About Us

Complete List of our  Arthritis Topics

Arthritis News


Content edited by and some written by Rusty Ford


We respect your privacy read our full Privacy Policy
Terms of service

This site does not use cookies




Causes Symptoms Diagnosis




Gout Diet

Causes of Gout

Genetics plays a roll in causing gout. Three genes called SLC2A9, SLC22A12 and ABCG2 have been found to commonly be associated with gout, and variations in them can approximately double the risk

There are many who think that there are diet may account for about 12% of gout including the consumption of alcohol, fructose-sweetened drinks, meat, and seafood.

Various medical problems can play a role in developing gout. . People with the following conditions commonly see a higher than normal rate of developing gout:: polycythemia, lead poisoning, renal failure, hemolytic anemia, psoriasis, and solid organ transplants. People who are obese are also at a higher risk of developing gout.

Certain medicines diuretics have been associated with attacks of gout. Niacin, aspirin and some immunosuppressant's have also been associated with gout.

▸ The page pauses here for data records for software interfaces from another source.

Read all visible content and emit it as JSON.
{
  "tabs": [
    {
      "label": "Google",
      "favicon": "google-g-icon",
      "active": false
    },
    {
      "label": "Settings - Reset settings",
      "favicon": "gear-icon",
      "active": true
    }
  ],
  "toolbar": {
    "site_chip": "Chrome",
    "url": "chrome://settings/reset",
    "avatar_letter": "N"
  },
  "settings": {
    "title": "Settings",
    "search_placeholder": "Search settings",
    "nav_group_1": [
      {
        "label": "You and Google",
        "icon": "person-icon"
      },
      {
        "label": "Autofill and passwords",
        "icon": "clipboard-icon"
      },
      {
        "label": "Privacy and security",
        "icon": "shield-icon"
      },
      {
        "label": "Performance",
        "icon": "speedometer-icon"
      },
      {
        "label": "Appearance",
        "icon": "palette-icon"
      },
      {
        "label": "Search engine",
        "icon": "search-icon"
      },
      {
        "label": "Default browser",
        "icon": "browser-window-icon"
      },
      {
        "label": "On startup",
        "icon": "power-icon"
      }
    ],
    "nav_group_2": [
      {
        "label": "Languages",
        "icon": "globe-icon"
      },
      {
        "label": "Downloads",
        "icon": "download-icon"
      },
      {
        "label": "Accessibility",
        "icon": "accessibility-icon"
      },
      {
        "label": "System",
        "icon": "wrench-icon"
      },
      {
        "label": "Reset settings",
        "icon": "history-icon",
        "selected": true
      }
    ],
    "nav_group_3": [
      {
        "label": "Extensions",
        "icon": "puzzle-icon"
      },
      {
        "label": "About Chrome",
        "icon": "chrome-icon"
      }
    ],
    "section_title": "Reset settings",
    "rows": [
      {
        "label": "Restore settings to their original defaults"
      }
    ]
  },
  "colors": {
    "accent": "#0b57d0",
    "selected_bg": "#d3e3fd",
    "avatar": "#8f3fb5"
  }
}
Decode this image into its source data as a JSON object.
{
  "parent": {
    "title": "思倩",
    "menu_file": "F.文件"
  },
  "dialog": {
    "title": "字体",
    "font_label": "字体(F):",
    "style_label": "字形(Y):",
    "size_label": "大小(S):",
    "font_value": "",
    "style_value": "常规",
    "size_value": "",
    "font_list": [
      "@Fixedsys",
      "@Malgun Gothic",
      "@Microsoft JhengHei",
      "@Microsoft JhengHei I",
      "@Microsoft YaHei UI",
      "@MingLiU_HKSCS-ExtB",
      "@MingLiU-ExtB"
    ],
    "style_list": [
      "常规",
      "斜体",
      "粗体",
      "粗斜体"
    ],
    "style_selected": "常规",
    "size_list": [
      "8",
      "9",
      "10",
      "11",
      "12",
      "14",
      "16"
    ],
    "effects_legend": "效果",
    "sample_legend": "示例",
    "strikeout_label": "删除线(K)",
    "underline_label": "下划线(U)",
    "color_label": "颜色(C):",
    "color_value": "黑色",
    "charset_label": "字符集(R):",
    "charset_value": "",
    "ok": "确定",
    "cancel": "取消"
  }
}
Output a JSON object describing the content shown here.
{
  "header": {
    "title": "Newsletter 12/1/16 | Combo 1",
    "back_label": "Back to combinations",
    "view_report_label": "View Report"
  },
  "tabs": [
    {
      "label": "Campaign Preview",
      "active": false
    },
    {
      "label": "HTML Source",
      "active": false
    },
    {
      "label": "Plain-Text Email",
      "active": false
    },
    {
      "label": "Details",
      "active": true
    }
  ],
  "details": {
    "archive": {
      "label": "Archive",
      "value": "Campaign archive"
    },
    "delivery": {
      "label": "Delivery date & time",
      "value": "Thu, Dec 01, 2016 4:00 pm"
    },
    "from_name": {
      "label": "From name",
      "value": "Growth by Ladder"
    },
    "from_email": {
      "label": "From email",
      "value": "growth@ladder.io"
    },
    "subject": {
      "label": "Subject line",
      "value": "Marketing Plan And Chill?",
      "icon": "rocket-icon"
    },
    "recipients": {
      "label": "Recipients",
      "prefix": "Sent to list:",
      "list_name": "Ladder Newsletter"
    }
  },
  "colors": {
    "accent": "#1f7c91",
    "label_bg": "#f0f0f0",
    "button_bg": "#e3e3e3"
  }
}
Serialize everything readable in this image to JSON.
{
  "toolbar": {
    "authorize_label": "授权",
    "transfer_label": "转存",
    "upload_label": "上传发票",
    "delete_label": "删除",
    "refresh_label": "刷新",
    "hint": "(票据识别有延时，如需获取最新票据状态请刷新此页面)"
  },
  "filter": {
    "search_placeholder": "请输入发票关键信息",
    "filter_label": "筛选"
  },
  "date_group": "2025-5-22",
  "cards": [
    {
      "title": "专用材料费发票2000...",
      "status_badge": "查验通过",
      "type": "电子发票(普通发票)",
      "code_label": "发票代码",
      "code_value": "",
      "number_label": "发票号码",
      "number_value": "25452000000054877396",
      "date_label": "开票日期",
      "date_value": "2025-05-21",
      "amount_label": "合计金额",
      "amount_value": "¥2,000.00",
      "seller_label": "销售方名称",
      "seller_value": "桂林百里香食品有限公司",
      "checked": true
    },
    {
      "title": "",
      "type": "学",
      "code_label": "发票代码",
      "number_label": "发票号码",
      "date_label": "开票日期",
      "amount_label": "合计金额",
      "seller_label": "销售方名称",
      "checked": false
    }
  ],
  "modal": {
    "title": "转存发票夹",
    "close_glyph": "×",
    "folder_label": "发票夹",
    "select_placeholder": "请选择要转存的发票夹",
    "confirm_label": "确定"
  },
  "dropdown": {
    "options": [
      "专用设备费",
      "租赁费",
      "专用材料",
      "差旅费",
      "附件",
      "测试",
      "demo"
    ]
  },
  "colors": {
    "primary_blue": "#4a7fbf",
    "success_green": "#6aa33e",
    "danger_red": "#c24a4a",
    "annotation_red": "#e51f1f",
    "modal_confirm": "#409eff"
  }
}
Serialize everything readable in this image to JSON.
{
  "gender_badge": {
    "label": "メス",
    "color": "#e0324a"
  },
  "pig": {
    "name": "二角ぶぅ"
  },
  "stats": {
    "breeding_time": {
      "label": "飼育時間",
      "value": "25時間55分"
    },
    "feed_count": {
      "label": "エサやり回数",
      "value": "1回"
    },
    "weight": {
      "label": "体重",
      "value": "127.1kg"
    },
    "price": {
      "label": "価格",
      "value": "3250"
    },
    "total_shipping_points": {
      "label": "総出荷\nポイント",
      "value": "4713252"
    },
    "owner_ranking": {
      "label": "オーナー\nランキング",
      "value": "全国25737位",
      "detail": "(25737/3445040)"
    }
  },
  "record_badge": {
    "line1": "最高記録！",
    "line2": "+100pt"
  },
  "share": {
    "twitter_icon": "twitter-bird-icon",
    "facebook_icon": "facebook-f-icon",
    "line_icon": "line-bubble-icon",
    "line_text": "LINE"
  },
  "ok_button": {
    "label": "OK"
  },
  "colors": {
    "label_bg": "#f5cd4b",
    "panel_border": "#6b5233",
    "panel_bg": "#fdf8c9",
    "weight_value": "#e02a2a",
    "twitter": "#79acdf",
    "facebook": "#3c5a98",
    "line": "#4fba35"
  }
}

As a result of high levels of uric acid in the blood, needle-like urate crystals gradually accumulate in the joints. Urate crystals may be present in the joint for a long time without causing symptoms. Infection, injury to the joint, surgery, drinking too much, or eating the wrong kinds of foods may suddenly bring on the symptoms, which include pain, tenderness, redness, warmth, and swelling of the joint. In many cases, the gout attack begins in the middle of the night. The pain is often so excruciating that the sufferer cannot bear weight on the joint or tolerate the pressure of bedcovers. The inflamed skin over the joint may be red, shiny, and dry, and the inflammation may be accompanied by a mild fever. These symptoms may go away in about a week and disappear for months or years at a time. However, over the course of time, attacks of gout recur more and more frequently, last longer, and affect more joints. Eventually, stone-like deposits known as tophi may build up in the joints, ligaments, and tendons, leading to permanent joint deformity and decreased motion. (In addition to causing the tophi associated with gout, hyperuricemia can also cause kidney stones, also called renal calculi or uroliths.)

Gout Causes - Demographics

Gout affects an estimated one million Americans. It most commonly afflicts men (800,000 men versus 200,000 women). Uric-acid levels tend to increase in men at puberty, and, because it takes 20 years of hyperuricemia to cause gout symptoms, men commonly develop gout in their late 30s or early 40s. Women more typically develop gout later in life, starting in their 60s. According to some medical experts, estrogen protects against hyperuricemia, and when estrogen levels fall during menopause, urate crystals can begin to build up in the joints. Excess body weight, regular excessive alcohol intake, the use of blood pressure medications called diuretics, and high levels of certain fatty substances in the blood (serum triglycerides) associated with an increased risk of heart disease can all increase a person's risk of developing gout.

The risk is greater in men, postmenopausal women, and people who use alcohol.


Gout description and picture






This web site is intended for your own informational purposes only. No person or entity associated with this web site purports to be engaging in the practice of medicine through this medium. The information you receive is not intended as a substitute for the advice of a physician or other health care professional. If you have an illness or medical problem, contact your health care provider.

Arthritis can develop as a result of an infection. For example, bacteria that cause gonorrhea or Lyme disease can cause arthritis. Infectious arthritis can cause serious damage, but usually clears up completely with antibiotics. Scleroderma is a systemic disease that involves the skin, but may include problems with blood vessels, joints, and internal organs. Fibromyalgia syndrome is soft-tissue rheumatism that doesn't lead to joint deformity, but affects an estimated 5 million Americans, mostly women. The approximate number of cases in the United States of some common forms of arthritis. is an informational out reach of the Consumer Health Information Network. It is our goal to provide up to date information about arthritis and other inflammatory and bone conditions in a easy to understand format.

Where we get our information.

Most of the information in the site is compiled by editors from information provided by the National Institutes of Health. We are in the process of updating our pages. In the past we have not made reference to the source for information provide by our editors. In the next few weeks we hope to have all our pages marked as to the source.

We have included information from the National Institute of Arthritis and Musculoskeletal and Skin Diseases. Pages that uses information from this source are so acknowledged.

We have contributing authors that send information. Where information is provided by an outside author it is acknowledged by a byline under the title.

Updates of Pages.

Not all of our pages have a date as to the last update. We are in the processes of reviewing all our pages and as we do we include a reference as to when the page was updated. This web site was first published in January of 2003. All pages in the site were created at sometime during or after that time.